You have probably heard by now that a steam pipe exploded yesterday at the height of rush hour at the corner of 41st and Lexington Avenue in Manhattan. Yes, I am okay and was not one of those who were covered with steam and mud. The blast shut down Grand Central Terminal and the surrounding blocks in Midtown East, an area I must go through twice a day because of my commute. I was at work when it occurred and knew it was going to be a long night when I saw it on the news before I left my office.

By the time I got up near the site, the city was a mess. No one knew exactly what was working and what wasn’t, all of Lexington Avenue was closed down for blocks and people were everywhere. There were those taking pictures, those that stood around watching, and, of course, the tourists who either enjoyed the excitement or vowed never to come back to this crazy city again. I kept asking the NYPD at the blocked intersections if I could catch my Metro North train from Harlem or if the 4,5,6 subway line was running further uptown, but no one seemed to know. I tried calling some friends to see if they were stuck somewhere (might as well hang out together, I thought), but the few friends I contacted either made it home already or had the day off. There is currently still a “freeze area” for several blocks around the site, causing my commute to be a little longer until all is resolved and the subways begin functioning as normal. And although I stated above that the city was a mess, I really meant that the city was abnormal. After commuting through Midtown for over three years now, I know the beat and the rhythm of the City and can tell when things are different. Yesterday, there was a feeling of something different. And rightly so. All in all, the response by the City and its people was good.

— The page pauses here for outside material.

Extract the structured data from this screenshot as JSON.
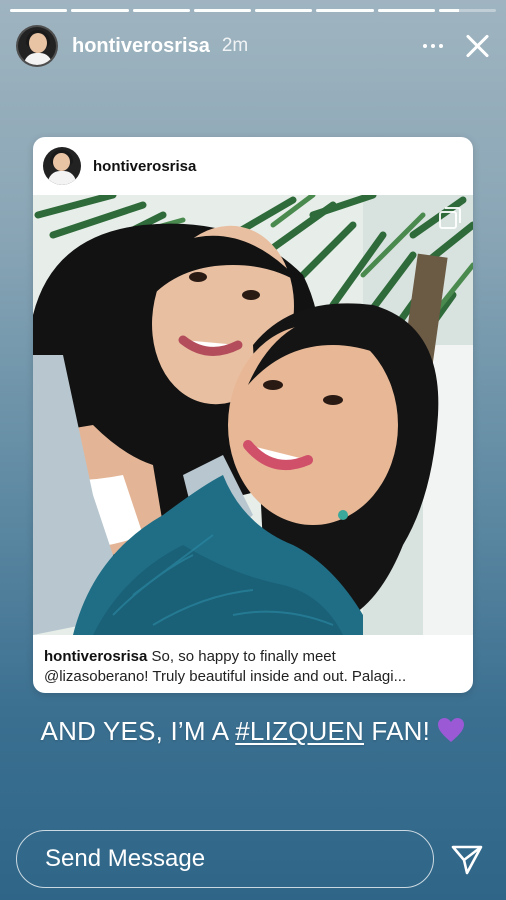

The explosion caused inconveniences for many, but that is sometimes what living in New York City is all about. I am just happy that it wasn’t something worse (click here for Bloomberg news coverage)